Migration, Rights and Governance (953M3)
30 credits, Level 7 (Masters)
The seductive term "crisis" describes the state of international migration today. This crisis demands action on the part of experts and it demands study so as to understand the legal and political processes these experts use to manage migration.
This module explores migration management – or governance – as well as its legal, political and ethical connotations.
You will look at global migration governance and rights, international migration trends, and at how the international community responds to refugees and displaced people using a rights-based approach. The course focuses on the use of rights language in migration management.
A large part of this module will focus on Europe – a key destinations for migrants – and the so-called ‘migrant crisis’. You will examine the broad themes of migration governance, rights, security, solidarity and mobility, and consider them through topics such as trafficking, immigration detention, relocation, deportation and criminal conviction.
You will be asked to contribute your own knowledge, experience and personal interest in the area through a case study-style assessment that will rotate throughout the term.
Teaching and assessment
We’re currently reviewing teaching and assessment of our modules in light of the COVID-19 situation. We’ll publish the latest information as soon as possible.
Contact hours and workload
This module is approximately 300 hours of work. This breaks down into about 22 hours of contact time and about 278 hours of independent study. The University may make minor variations to the contact hours for operational reasons, including timetabling requirements.

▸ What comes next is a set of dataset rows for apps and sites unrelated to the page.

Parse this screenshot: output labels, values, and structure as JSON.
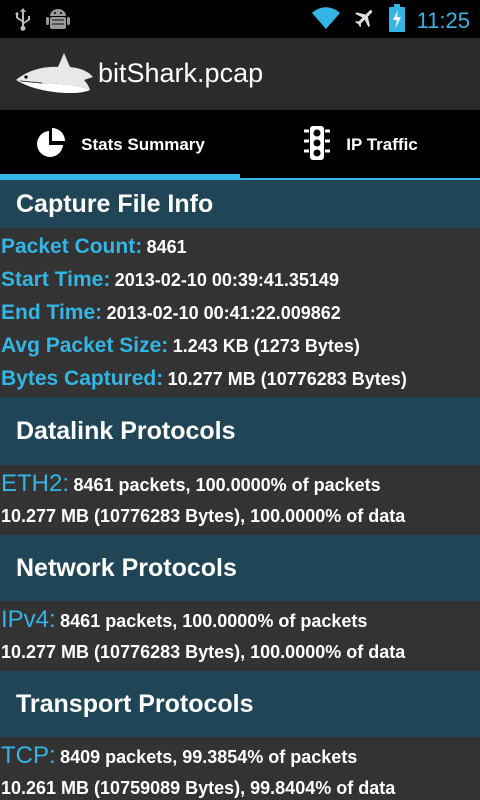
{
  "status_bar": {
    "time": "11:25",
    "icons": [
      "usb-icon",
      "android-debug-icon",
      "wifi-icon",
      "airplane-icon",
      "battery-charging-icon"
    ]
  },
  "app": {
    "title": "bitShark.pcap",
    "logo": "shark-logo-icon"
  },
  "tabs": [
    {
      "label": "Stats Summary",
      "icon": "pie-chart-icon",
      "active": true
    },
    {
      "label": "IP Traffic",
      "icon": "traffic-light-icon",
      "active": false
    }
  ],
  "capture_info": {
    "header": "Capture File Info",
    "rows": [
      {
        "label": "Packet Count:",
        "value": "8461"
      },
      {
        "label": "Start Time:",
        "value": "2013-02-10 00:39:41.35149"
      },
      {
        "label": "End Time:",
        "value": "2013-02-10 00:41:22.009862"
      },
      {
        "label": "Avg Packet Size:",
        "value": "1.243 KB (1273 Bytes)"
      },
      {
        "label": "Bytes Captured:",
        "value": "10.277 MB (10776283 Bytes)"
      }
    ]
  },
  "datalink": {
    "header": "Datalink Protocols",
    "protocol": "ETH2:",
    "packets": "8461 packets, 100.0000% of packets",
    "data": "10.277 MB (10776283 Bytes), 100.0000% of data"
  },
  "network": {
    "header": "Network Protocols",
    "protocol": "IPv4:",
    "packets": "8461 packets, 100.0000% of packets",
    "data": "10.277 MB (10776283 Bytes), 100.0000% of data"
  },
  "transport": {
    "header": "Transport Protocols",
    "protocol": "TCP:",
    "packets": "8409 packets, 99.3854% of packets",
    "data": "10.261 MB (10759089 Bytes), 99.8404% of data"
  },
  "colors": {
    "accent": "#33b5e5",
    "section_header": "#1f4556",
    "background": "#333333"
  }
}
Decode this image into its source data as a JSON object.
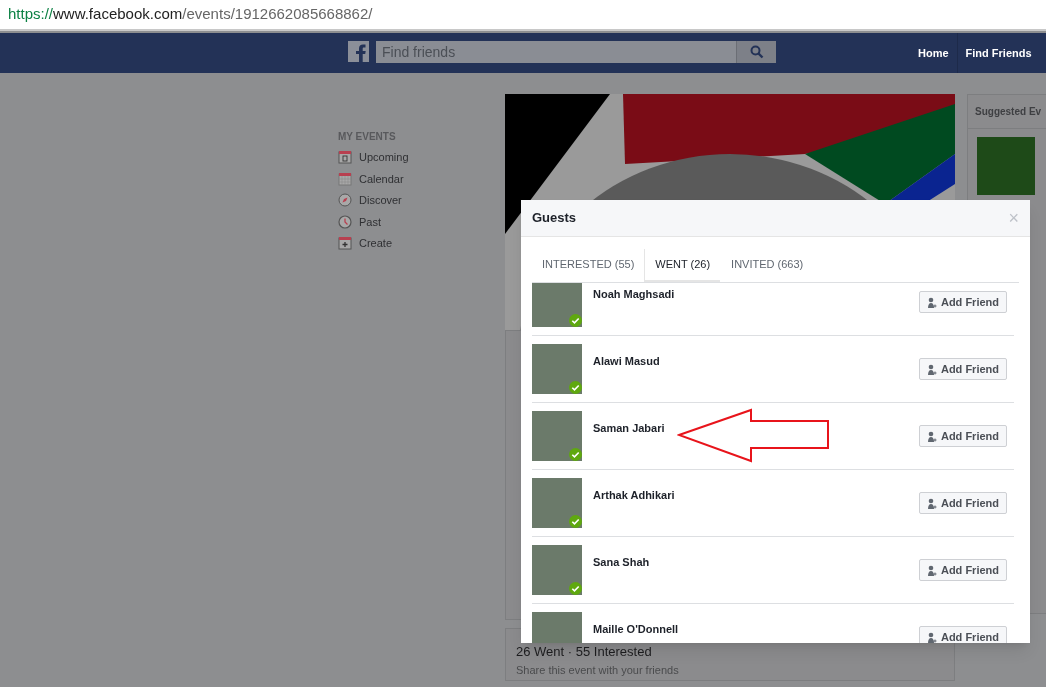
{
  "browser": {
    "url_scheme": "https://",
    "url_host": "www.facebook.com",
    "url_path": "/events/1912662085668862/"
  },
  "header": {
    "search": {
      "placeholder": "Find friends"
    },
    "nav": [
      "Home",
      "Find Friends"
    ]
  },
  "sidebar": {
    "heading": "MY EVENTS",
    "items": [
      {
        "label": "Upcoming",
        "kind": "upcoming"
      },
      {
        "label": "Calendar",
        "kind": "calendar"
      },
      {
        "label": "Discover",
        "kind": "discover"
      },
      {
        "label": "Past",
        "kind": "past"
      },
      {
        "label": "Create",
        "kind": "create"
      }
    ]
  },
  "suggested": {
    "title": "Suggested Ev"
  },
  "event_summary": {
    "counts": "26 Went · 55 Interested",
    "hint": "Share this event with your friends"
  },
  "dialog": {
    "title": "Guests",
    "close": "×",
    "tabs": [
      {
        "label": "INTERESTED (55)",
        "selected": false
      },
      {
        "label": "WENT (26)",
        "selected": true
      },
      {
        "label": "INVITED (663)",
        "selected": false
      }
    ],
    "guests": [
      {
        "name": "Noah Maghsadi",
        "went": true,
        "button": "Add Friend"
      },
      {
        "name": "Alawi Masud",
        "went": true,
        "button": "Add Friend"
      },
      {
        "name": "Saman Jabari",
        "went": true,
        "button": "Add Friend"
      },
      {
        "name": "Arthak Adhikari",
        "went": true,
        "button": "Add Friend"
      },
      {
        "name": "Sana Shah",
        "went": true,
        "button": "Add Friend"
      },
      {
        "name": "Maille O'Donnell",
        "button": "Add Friend"
      }
    ]
  }
}
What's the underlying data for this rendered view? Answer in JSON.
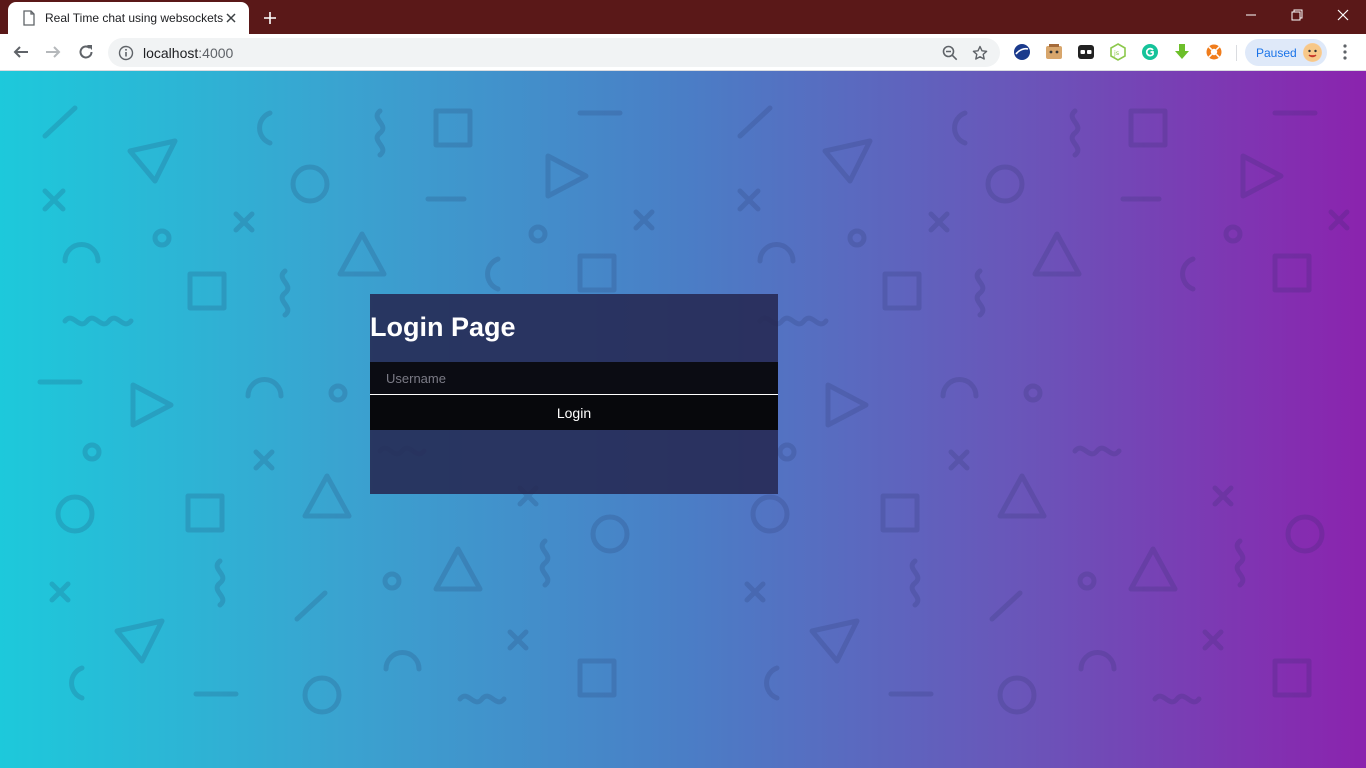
{
  "browser": {
    "tab": {
      "title": "Real Time chat using websockets"
    },
    "url": {
      "host": "localhost",
      "port": ":4000"
    },
    "profile": {
      "label": "Paused"
    }
  },
  "login": {
    "title": "Login Page",
    "username_placeholder": "Username",
    "button_label": "Login"
  },
  "colors": {
    "tab_strip": "#5a1818",
    "gradient_start": "#1dc9db",
    "gradient_end": "#8b23ae",
    "card_bg": "#262852",
    "input_bg": "#0b0c13"
  }
}
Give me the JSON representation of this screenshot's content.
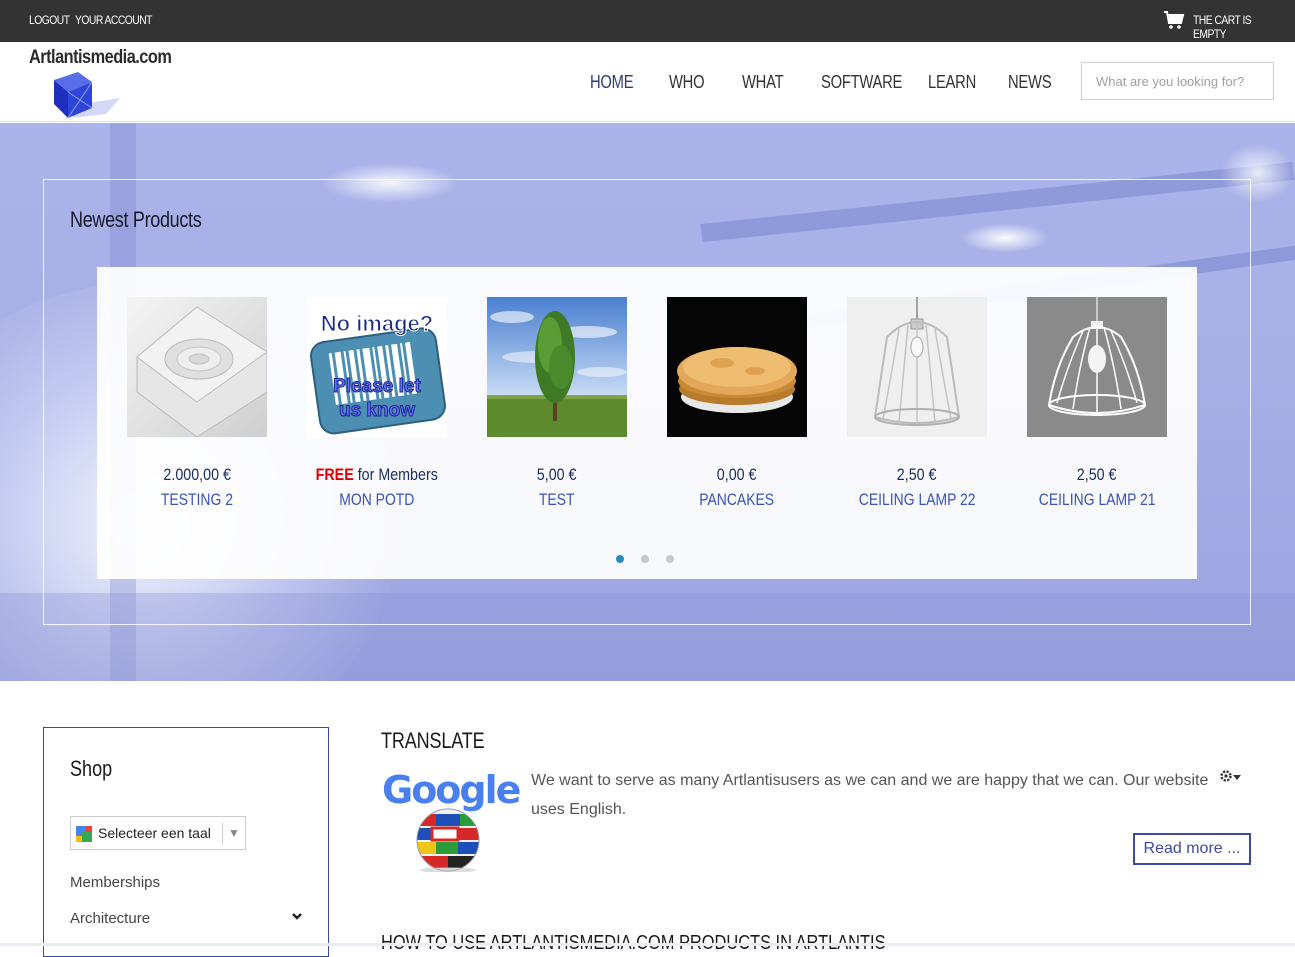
{
  "topbar": {
    "logout": "LOGOUT",
    "account": "YOUR ACCOUNT",
    "cart_icon": "cart-icon",
    "cart_text": "THE CART IS EMPTY"
  },
  "header": {
    "site_name": "Artlantismedia.com",
    "nav": [
      "HOME",
      "WHO",
      "WHAT",
      "SOFTWARE",
      "LEARN",
      "NEWS"
    ],
    "active_nav": "HOME",
    "search_placeholder": "What are you looking for?"
  },
  "newest": {
    "title": "Newest Products",
    "products": [
      {
        "price": "2.000,00 €",
        "name": "TESTING 2"
      },
      {
        "price_free": "FREE",
        "price_suffix": " for Members",
        "name": "MON POTD",
        "thumb_text_1": "No image?",
        "thumb_text_2": "Please let",
        "thumb_text_3": "us know"
      },
      {
        "price": "5,00 €",
        "name": "TEST"
      },
      {
        "price": "0,00 €",
        "name": "PANCAKES"
      },
      {
        "price": "2,50 €",
        "name": "CEILING LAMP 22"
      },
      {
        "price": "2,50 €",
        "name": "CEILING LAMP 21"
      }
    ],
    "pages": 3,
    "active_page": 1
  },
  "shop": {
    "title": "Shop",
    "language_select": "Selecteer een taal",
    "links": [
      "Memberships",
      "Architecture"
    ]
  },
  "translate": {
    "title": "TRANSLATE",
    "logo_text": "Google",
    "text": "We want to serve as many Artlantisusers as we can and we are happy that we can. Our website uses English.",
    "read_more": "Read more ..."
  },
  "next_section": {
    "title": "HOW TO USE ARTLANTISMEDIA.COM PRODUCTS IN ARTLANTIS"
  },
  "colors": {
    "topbar": "#333333",
    "accent": "#3b4aa8",
    "hero": "#a6afe6",
    "free": "#e00000"
  }
}
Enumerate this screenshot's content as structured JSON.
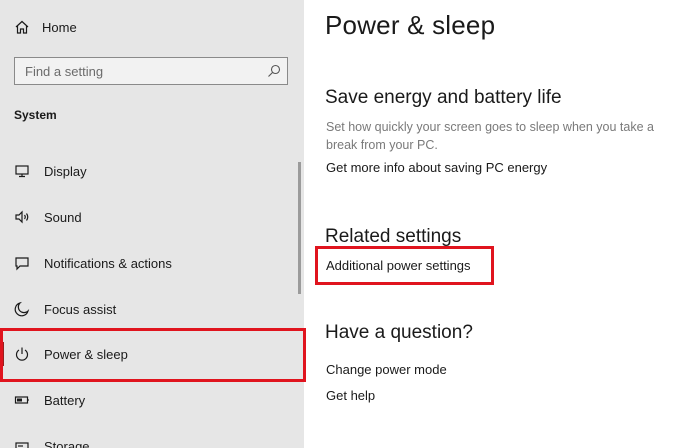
{
  "sidebar": {
    "home_label": "Home",
    "search": {
      "placeholder": "Find a setting"
    },
    "section_title": "System",
    "items": [
      {
        "label": "Display",
        "icon": "monitor-icon"
      },
      {
        "label": "Sound",
        "icon": "speaker-icon"
      },
      {
        "label": "Notifications & actions",
        "icon": "message-icon"
      },
      {
        "label": "Focus assist",
        "icon": "moon-icon"
      },
      {
        "label": "Power & sleep",
        "icon": "power-icon",
        "selected": true
      },
      {
        "label": "Battery",
        "icon": "battery-icon"
      },
      {
        "label": "Storage",
        "icon": "storage-icon"
      }
    ]
  },
  "main": {
    "title": "Power & sleep",
    "save_energy": {
      "heading": "Save energy and battery life",
      "description": "Set how quickly your screen goes to sleep when you take a break from your PC.",
      "link": "Get more info about saving PC energy"
    },
    "related": {
      "heading": "Related settings",
      "link": "Additional power settings"
    },
    "question": {
      "heading": "Have a question?",
      "links": [
        "Change power mode",
        "Get help"
      ]
    }
  },
  "colors": {
    "sidebar_bg": "#e6e6e6",
    "accent": "#9a1e1e",
    "highlight": "#e0141e"
  }
}
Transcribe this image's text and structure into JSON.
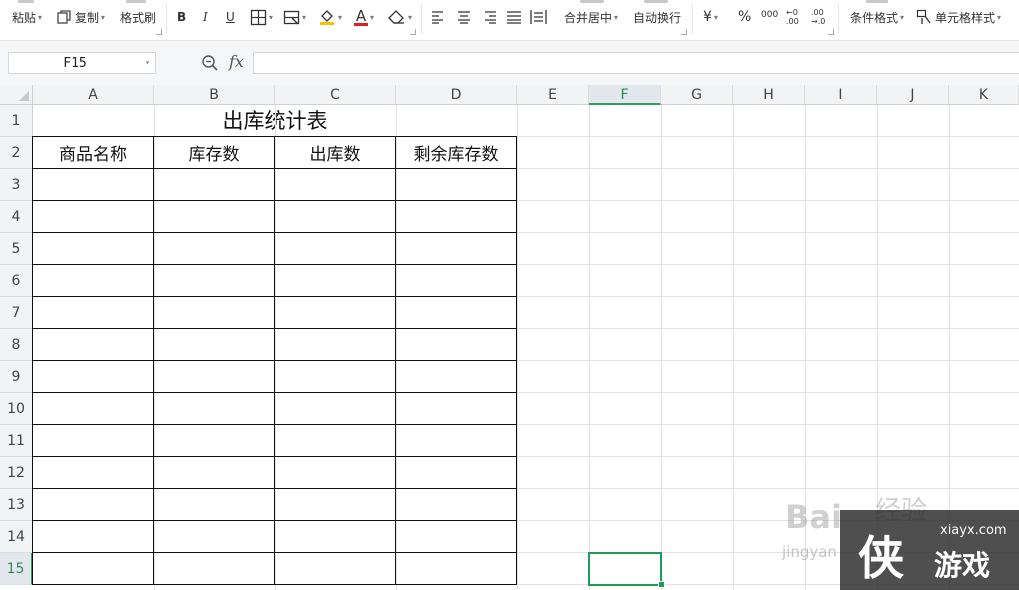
{
  "toolbar": {
    "paste": "粘贴",
    "copy": "复制",
    "format_painter": "格式刷",
    "bold": "B",
    "italic": "I",
    "underline": "U",
    "font_color_glyph": "A",
    "merge_center": "合并居中",
    "wrap_text": "自动换行",
    "currency": "¥",
    "percent": "%",
    "thousands": "000",
    "inc_decimal": "←0\n.00",
    "dec_decimal": ".00\n→.0",
    "conditional_format": "条件格式",
    "cell_style": "单元格样式"
  },
  "formula_bar": {
    "name_box": "F15",
    "fx": "fx",
    "formula_value": ""
  },
  "columns": [
    "A",
    "B",
    "C",
    "D",
    "E",
    "F",
    "G",
    "H",
    "I",
    "J",
    "K"
  ],
  "rows": [
    "1",
    "2",
    "3",
    "4",
    "5",
    "6",
    "7",
    "8",
    "9",
    "10",
    "11",
    "12",
    "13",
    "14",
    "15"
  ],
  "active_cell": {
    "column": "F",
    "row": "15"
  },
  "sheet": {
    "title": "出库统计表",
    "headers": [
      "商品名称",
      "库存数",
      "出库数",
      "剩余库存数"
    ]
  },
  "watermark": {
    "baidu": "Bai",
    "baidu_cn": "经验",
    "jingyan": "jingyan",
    "site": "xiayx.com",
    "brand": "侠",
    "brand_text": "游戏"
  },
  "colors": {
    "accent": "#1f9d55",
    "header_bg": "#f2f3f5",
    "gridline": "#e2e2e2"
  }
}
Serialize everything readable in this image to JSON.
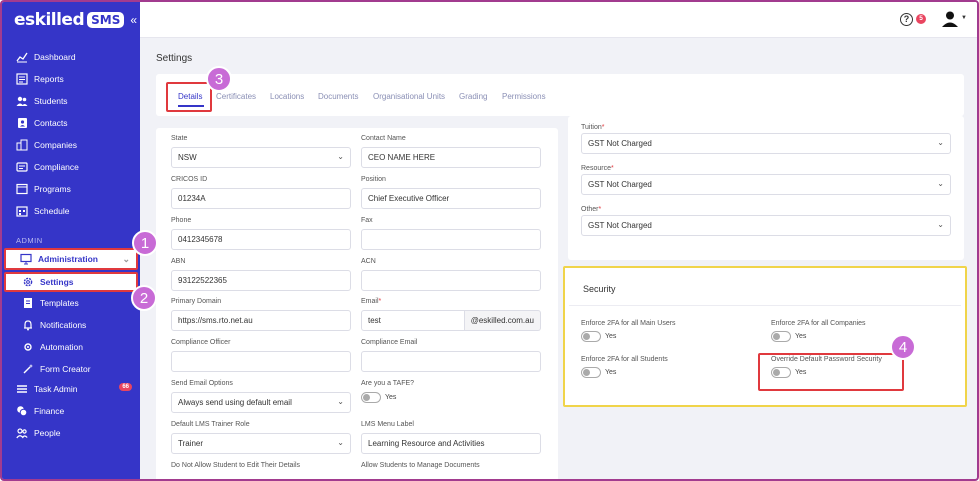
{
  "sidebar": {
    "logo_text": "eskilled",
    "logo_badge": "SMS",
    "collapse_glyph": "«",
    "items": [
      {
        "label": "Dashboard",
        "icon": "chart-line-icon"
      },
      {
        "label": "Reports",
        "icon": "report-icon"
      },
      {
        "label": "Students",
        "icon": "users-icon"
      },
      {
        "label": "Contacts",
        "icon": "contacts-icon"
      },
      {
        "label": "Companies",
        "icon": "building-icon"
      },
      {
        "label": "Compliance",
        "icon": "compliance-icon"
      },
      {
        "label": "Programs",
        "icon": "programs-icon"
      },
      {
        "label": "Schedule",
        "icon": "calendar-icon"
      }
    ],
    "section_label": "ADMIN",
    "admin": {
      "label": "Administration",
      "icon": "monitor-icon"
    },
    "admin_sub": [
      {
        "label": "Settings",
        "icon": "gear-icon"
      },
      {
        "label": "Templates",
        "icon": "template-icon"
      },
      {
        "label": "Notifications",
        "icon": "bell-icon"
      },
      {
        "label": "Automation",
        "icon": "automation-icon"
      },
      {
        "label": "Form Creator",
        "icon": "wand-icon"
      }
    ],
    "bottom": [
      {
        "label": "Task Admin",
        "icon": "list-icon",
        "badge": "66"
      },
      {
        "label": "Finance",
        "icon": "coins-icon"
      },
      {
        "label": "People",
        "icon": "people-icon"
      }
    ]
  },
  "topbar": {
    "help_glyph": "?",
    "notif_count": "5"
  },
  "page_title": "Settings",
  "tabs": [
    "Details",
    "Certificates",
    "Locations",
    "Documents",
    "Organisational Units",
    "Grading",
    "Permissions"
  ],
  "form": {
    "state": {
      "label": "State",
      "value": "NSW"
    },
    "contact_name": {
      "label": "Contact Name",
      "value": "CEO NAME HERE"
    },
    "cricos": {
      "label": "CRICOS ID",
      "value": "01234A"
    },
    "position": {
      "label": "Position",
      "value": "Chief Executive Officer"
    },
    "phone": {
      "label": "Phone",
      "value": "0412345678"
    },
    "fax": {
      "label": "Fax",
      "value": ""
    },
    "abn": {
      "label": "ABN",
      "value": "93122522365"
    },
    "acn": {
      "label": "ACN",
      "value": ""
    },
    "primary_domain": {
      "label": "Primary Domain",
      "value": "https://sms.rto.net.au"
    },
    "email": {
      "label": "Email",
      "required": "*",
      "value": "test",
      "suffix": "@eskilled.com.au"
    },
    "compliance_officer": {
      "label": "Compliance Officer",
      "value": ""
    },
    "compliance_email": {
      "label": "Compliance Email",
      "value": ""
    },
    "send_email": {
      "label": "Send Email Options",
      "value": "Always send using default email"
    },
    "tafe": {
      "label": "Are you a TAFE?",
      "toggle_label": "Yes"
    },
    "trainer_role": {
      "label": "Default LMS Trainer Role",
      "value": "Trainer"
    },
    "lms_menu": {
      "label": "LMS Menu Label",
      "value": "Learning Resource and Activities"
    },
    "no_edit": {
      "label": "Do Not Allow Student to Edit Their Details"
    },
    "manage_docs": {
      "label": "Allow Students to Manage Documents"
    }
  },
  "right_form": {
    "tuition": {
      "label": "Tuition",
      "required": "*",
      "value": "GST Not Charged"
    },
    "resource": {
      "label": "Resource",
      "required": "*",
      "value": "GST Not Charged"
    },
    "other": {
      "label": "Other",
      "required": "*",
      "value": "GST Not Charged"
    }
  },
  "security": {
    "title": "Security",
    "items": [
      {
        "label": "Enforce 2FA for all Main Users",
        "toggle_label": "Yes"
      },
      {
        "label": "Enforce 2FA for all Companies",
        "toggle_label": "Yes"
      },
      {
        "label": "Enforce 2FA for all Students",
        "toggle_label": "Yes"
      },
      {
        "label": "Override Default Password Security",
        "toggle_label": "Yes"
      }
    ]
  },
  "steps": [
    "1",
    "2",
    "3",
    "4"
  ],
  "colors": {
    "sidebar": "#3535c8",
    "accent": "#3535c8",
    "highlight_red": "#e0393e",
    "highlight_yellow": "#f0d44a",
    "step": "#c86bd6"
  }
}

This module is running in the academic year 2021/22. We also plan to offer it in future academic years. However, there may be changes to this module in response to COVID-19, or due to staff availability, student demand or updates to our curriculum. We’ll make sure to let our applicants know of material changes to modules at the earliest opportunity.
It may not be possible to take some module combinations due to timetabling constraints. The structure of some courses means that the modules you choose first may determine whether later modules are core or optional.